Among the many virtues of New Horizon Theater's production of Tracey Scott Wilson's The Story is that it says what it wants to say, then knows when to end. The acronymously named KL, in his directorial debut, marks a quick and smart pace in this 2003 drama-cum-thriller, inspired by real-life journalism scandals in Washington, D.C., and Boston, not to mention the shameful legacy of racist policies in newsrooms across the country.
There have been many classic tales of The Big Story and the Reporter Who Stops at Nothing for a Scoop. Sometimes the havoc wreaked by such ruthless ambition leads to The Reporter's downfall, and maybe a new humility and ultimate salvation. Sometimes not. The hot-shot reporter pursuing this particular big story is a polished, multilingual African-American woman, played with smooth grace by Erin Perry, like her director also making a remarkable debut. And just like her predecessors in the legions of theatrical hot-shot reporters, she ignores the advice of her editor, cuts out more experienced competitors, and manages to circumvent the brakes in the system that might have prevented the final tragedy.
Playwright Wilson often employs a neat sort of instant flashback, in which characters telling their stories cross back and forth between reliving and narrating the events. In this compression of time and space, they sometimes carry on several conversations at once, occasionally to comic effect, but mainly to underline the play's urgent pace. The Story mixes a murder mystery with questions about truth and about African-American identity in a twisting narrative that would not be fair to reveal. There are surprises, insights, a few laughs and even the sewing-up of many suspected holes in the plot -- except for the big one left as an exercise for the audience.
Keeping pace with Perry are Jonathan Berry, as the sharper but more principled reporter; Ashley Coney, as the enigmatic Latisha; and Jessica Dunn, providing the necessary ambivalence as the new widow. James V. Thomas' minimalist set does its duty, evoking both the newsroom and the street, and Cheryl El Walker's costume designs and Eric Smith's light and sound augment the noirish atmosphere.
New Horizon's production is occasionally rough around the edges, and the play's heavy-messaging is sometimes a bit shrill. But The Story is raw, razor-edged and (dare I say it?) fun in a way that exercises rather than insults your brain.

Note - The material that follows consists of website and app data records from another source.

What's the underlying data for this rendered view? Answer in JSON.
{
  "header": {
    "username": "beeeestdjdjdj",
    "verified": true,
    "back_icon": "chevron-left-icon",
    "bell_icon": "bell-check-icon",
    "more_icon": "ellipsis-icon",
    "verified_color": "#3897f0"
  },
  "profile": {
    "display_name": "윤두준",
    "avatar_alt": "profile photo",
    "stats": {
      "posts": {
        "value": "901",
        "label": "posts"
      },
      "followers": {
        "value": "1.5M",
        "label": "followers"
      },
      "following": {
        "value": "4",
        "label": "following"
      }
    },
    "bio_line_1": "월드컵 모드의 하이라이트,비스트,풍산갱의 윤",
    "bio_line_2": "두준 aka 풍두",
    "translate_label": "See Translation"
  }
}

The Story continues through Sept. 28. New Horizon Theater at the Kelly-Strayhorn Theater, East Liberty. 412-421-0773 or firstname.lastname@example.org